Source records
════════════════════

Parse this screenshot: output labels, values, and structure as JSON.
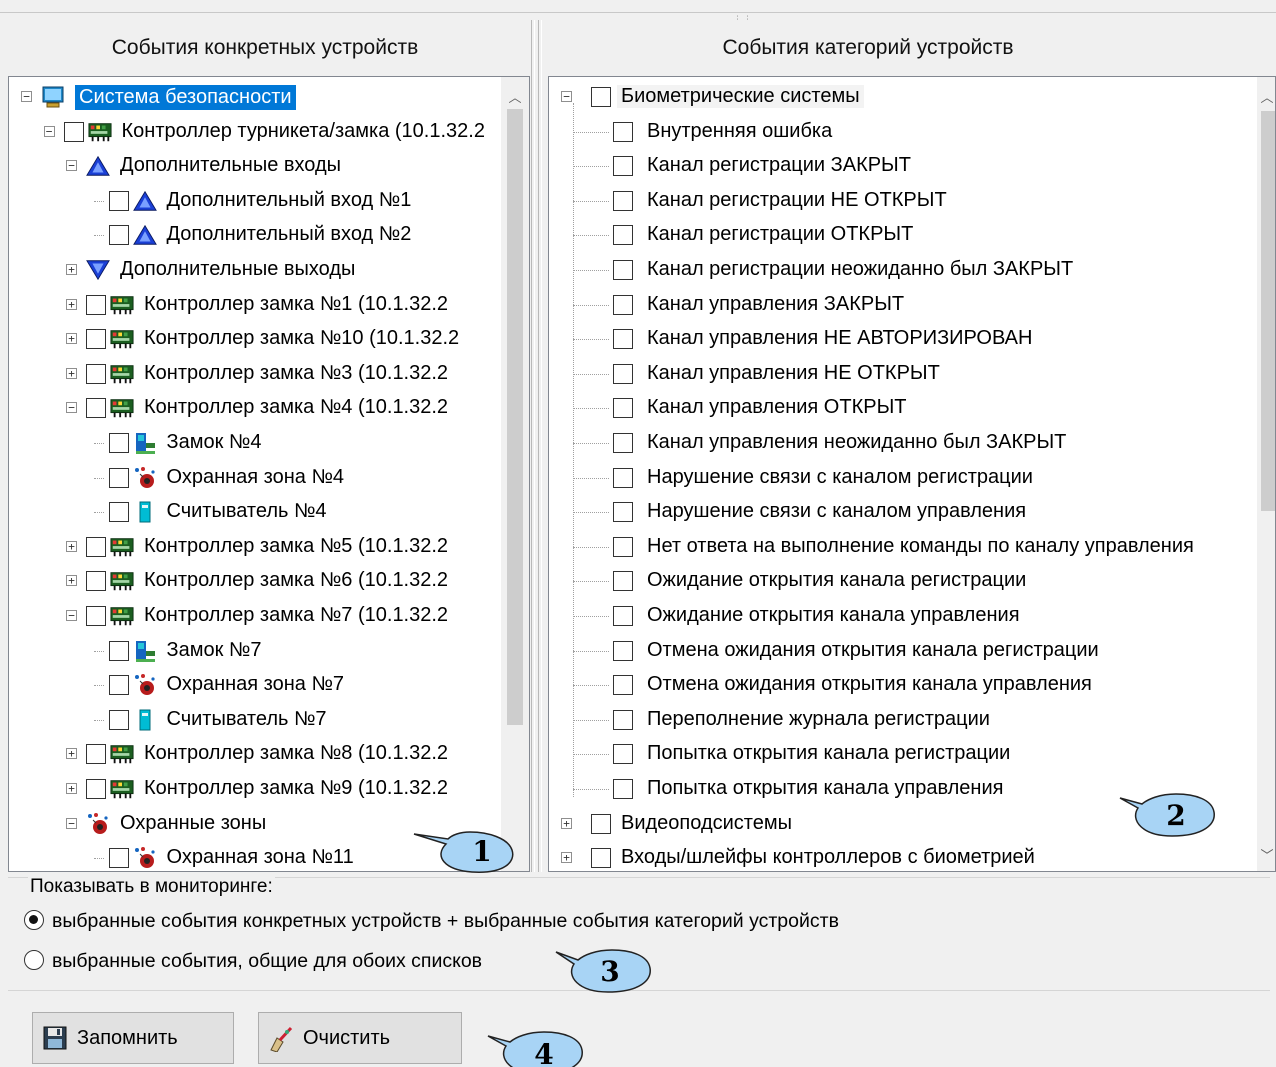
{
  "headers": {
    "left": "События конкретных устройств",
    "right": "События категорий устройств"
  },
  "left_tree": [
    {
      "label": "Система безопасности",
      "icon": "computer-icon",
      "exp": "minus",
      "checkbox": false,
      "selected": true
    },
    {
      "label": "Контроллер турникета/замка (10.1.32.2",
      "icon": "controller-icon",
      "exp": "minus",
      "checkbox": true
    },
    {
      "label": "Дополнительные входы",
      "icon": "input-triangle-icon",
      "exp": "minus",
      "checkbox": false
    },
    {
      "label": "Дополнительный вход №1",
      "icon": "input-triangle-icon",
      "exp": null,
      "checkbox": true
    },
    {
      "label": "Дополнительный вход №2",
      "icon": "input-triangle-icon",
      "exp": null,
      "checkbox": true
    },
    {
      "label": "Дополнительные выходы",
      "icon": "output-triangle-icon",
      "exp": "plus",
      "checkbox": false
    },
    {
      "label": "Контроллер замка №1 (10.1.32.2",
      "icon": "controller-icon",
      "exp": "plus",
      "checkbox": true
    },
    {
      "label": "Контроллер замка №10 (10.1.32.2",
      "icon": "controller-icon",
      "exp": "plus",
      "checkbox": true
    },
    {
      "label": "Контроллер замка №3 (10.1.32.2",
      "icon": "controller-icon",
      "exp": "plus",
      "checkbox": true
    },
    {
      "label": "Контроллер замка №4 (10.1.32.2",
      "icon": "controller-icon",
      "exp": "minus",
      "checkbox": true
    },
    {
      "label": "Замок №4",
      "icon": "lock-icon",
      "exp": null,
      "checkbox": true
    },
    {
      "label": "Охранная зона №4",
      "icon": "security-zone-icon",
      "exp": null,
      "checkbox": true
    },
    {
      "label": "Считыватель №4",
      "icon": "reader-icon",
      "exp": null,
      "checkbox": true
    },
    {
      "label": "Контроллер замка №5 (10.1.32.2",
      "icon": "controller-icon",
      "exp": "plus",
      "checkbox": true
    },
    {
      "label": "Контроллер замка №6 (10.1.32.2",
      "icon": "controller-icon",
      "exp": "plus",
      "checkbox": true
    },
    {
      "label": "Контроллер замка №7 (10.1.32.2",
      "icon": "controller-icon",
      "exp": "minus",
      "checkbox": true
    },
    {
      "label": "Замок №7",
      "icon": "lock-icon",
      "exp": null,
      "checkbox": true
    },
    {
      "label": "Охранная зона №7",
      "icon": "security-zone-icon",
      "exp": null,
      "checkbox": true
    },
    {
      "label": "Считыватель №7",
      "icon": "reader-icon",
      "exp": null,
      "checkbox": true
    },
    {
      "label": "Контроллер замка №8 (10.1.32.2",
      "icon": "controller-icon",
      "exp": "plus",
      "checkbox": true
    },
    {
      "label": "Контроллер замка №9 (10.1.32.2",
      "icon": "controller-icon",
      "exp": "plus",
      "checkbox": true
    },
    {
      "label": "Охранные зоны",
      "icon": "security-zone-icon",
      "exp": "minus",
      "checkbox": false
    },
    {
      "label": "Охранная зона №11",
      "icon": "security-zone-icon",
      "exp": null,
      "checkbox": true
    }
  ],
  "right_tree": {
    "root": "Биометрические системы",
    "items": [
      "Внутренняя ошибка",
      "Канал регистрации ЗАКРЫТ",
      "Канал регистрации НЕ ОТКРЫТ",
      "Канал регистрации ОТКРЫТ",
      "Канал регистрации неожиданно был ЗАКРЫТ",
      "Канал управления ЗАКРЫТ",
      "Канал управления НЕ АВТОРИЗИРОВАН",
      "Канал управления НЕ ОТКРЫТ",
      "Канал управления ОТКРЫТ",
      "Канал управления неожиданно был ЗАКРЫТ",
      "Нарушение связи с каналом регистрации",
      "Нарушение связи с каналом управления",
      "Нет ответа на выполнение команды по каналу управления",
      "Ожидание открытия канала регистрации",
      "Ожидание открытия канала управления",
      "Отмена ожидания открытия канала регистрации",
      "Отмена ожидания открытия канала управления",
      "Переполнение журнала регистрации",
      "Попытка открытия канала регистрации",
      "Попытка открытия канала управления"
    ],
    "collapsed_roots": [
      "Видеоподсистемы",
      "Входы/шлейфы контроллеров с биометрией"
    ]
  },
  "monitoring": {
    "label": "Показывать в мониторинге:",
    "option1": "выбранные события конкретных устройств + выбранные события категорий устройств",
    "option2": "выбранные события, общие для обоих списков",
    "selected": 1
  },
  "buttons": {
    "save": "Запомнить",
    "clear": "Очистить"
  },
  "callouts": [
    "1",
    "2",
    "3",
    "4"
  ]
}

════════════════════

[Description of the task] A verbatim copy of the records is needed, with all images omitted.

[Task response]
Parse this screenshot: output labels, values, and structure as JSON.
{
  "headers": {
    "left": "События конкретных устройств",
    "right": "События категорий устройств"
  },
  "left_tree": [
    {
      "label": "Система безопасности",
      "icon": "computer-icon",
      "exp": "minus",
      "checkbox": false,
      "selected": true
    },
    {
      "label": "Контроллер турникета/замка (10.1.32.2",
      "icon": "controller-icon",
      "exp": "minus",
      "checkbox": true
    },
    {
      "label": "Дополнительные входы",
      "icon": "input-triangle-icon",
      "exp": "minus",
      "checkbox": false
    },
    {
      "label": "Дополнительный вход №1",
      "icon": "input-triangle-icon",
      "exp": null,
      "checkbox": true
    },
    {
      "label": "Дополнительный вход №2",
      "icon": "input-triangle-icon",
      "exp": null,
      "checkbox": true
    },
    {
      "label": "Дополнительные выходы",
      "icon": "output-triangle-icon",
      "exp": "plus",
      "checkbox": false
    },
    {
      "label": "Контроллер замка №1 (10.1.32.2",
      "icon": "controller-icon",
      "exp": "plus",
      "checkbox": true
    },
    {
      "label": "Контроллер замка №10 (10.1.32.2",
      "icon": "controller-icon",
      "exp": "plus",
      "checkbox": true
    },
    {
      "label": "Контроллер замка №3 (10.1.32.2",
      "icon": "controller-icon",
      "exp": "plus",
      "checkbox": true
    },
    {
      "label": "Контроллер замка №4 (10.1.32.2",
      "icon": "controller-icon",
      "exp": "minus",
      "checkbox": true
    },
    {
      "label": "Замок №4",
      "icon": "lock-icon",
      "exp": null,
      "checkbox": true
    },
    {
      "label": "Охранная зона №4",
      "icon": "security-zone-icon",
      "exp": null,
      "checkbox": true
    },
    {
      "label": "Считыватель №4",
      "icon": "reader-icon",
      "exp": null,
      "checkbox": true
    },
    {
      "label": "Контроллер замка №5 (10.1.32.2",
      "icon": "controller-icon",
      "exp": "plus",
      "checkbox": true
    },
    {
      "label": "Контроллер замка №6 (10.1.32.2",
      "icon": "controller-icon",
      "exp": "plus",
      "checkbox": true
    },
    {
      "label": "Контроллер замка №7 (10.1.32.2",
      "icon": "controller-icon",
      "exp": "minus",
      "checkbox": true
    },
    {
      "label": "Замок №7",
      "icon": "lock-icon",
      "exp": null,
      "checkbox": true
    },
    {
      "label": "Охранная зона №7",
      "icon": "security-zone-icon",
      "exp": null,
      "checkbox": true
    },
    {
      "label": "Считыватель №7",
      "icon": "reader-icon",
      "exp": null,
      "checkbox": true
    },
    {
      "label": "Контроллер замка №8 (10.1.32.2",
      "icon": "controller-icon",
      "exp": "plus",
      "checkbox": true
    },
    {
      "label": "Контроллер замка №9 (10.1.32.2",
      "icon": "controller-icon",
      "exp": "plus",
      "checkbox": true
    },
    {
      "label": "Охранные зоны",
      "icon": "security-zone-icon",
      "exp": "minus",
      "checkbox": false
    },
    {
      "label": "Охранная зона №11",
      "icon": "security-zone-icon",
      "exp": null,
      "checkbox": true
    }
  ],
  "right_tree": {
    "root": "Биометрические системы",
    "items": [
      "Внутренняя ошибка",
      "Канал регистрации ЗАКРЫТ",
      "Канал регистрации НЕ ОТКРЫТ",
      "Канал регистрации ОТКРЫТ",
      "Канал регистрации неожиданно был ЗАКРЫТ",
      "Канал управления ЗАКРЫТ",
      "Канал управления НЕ АВТОРИЗИРОВАН",
      "Канал управления НЕ ОТКРЫТ",
      "Канал управления ОТКРЫТ",
      "Канал управления неожиданно был ЗАКРЫТ",
      "Нарушение связи с каналом регистрации",
      "Нарушение связи с каналом управления",
      "Нет ответа на выполнение команды по каналу управления",
      "Ожидание открытия канала регистрации",
      "Ожидание открытия канала управления",
      "Отмена ожидания открытия канала регистрации",
      "Отмена ожидания открытия канала управления",
      "Переполнение журнала регистрации",
      "Попытка открытия канала регистрации",
      "Попытка открытия канала управления"
    ],
    "collapsed_roots": [
      "Видеоподсистемы",
      "Входы/шлейфы контроллеров с биометрией"
    ]
  },
  "monitoring": {
    "label": "Показывать в мониторинге:",
    "option1": "выбранные события конкретных устройств + выбранные события категорий устройств",
    "option2": "выбранные события, общие для обоих списков",
    "selected": 1
  },
  "buttons": {
    "save": "Запомнить",
    "clear": "Очистить"
  },
  "callouts": [
    "1",
    "2",
    "3",
    "4"
  ]
}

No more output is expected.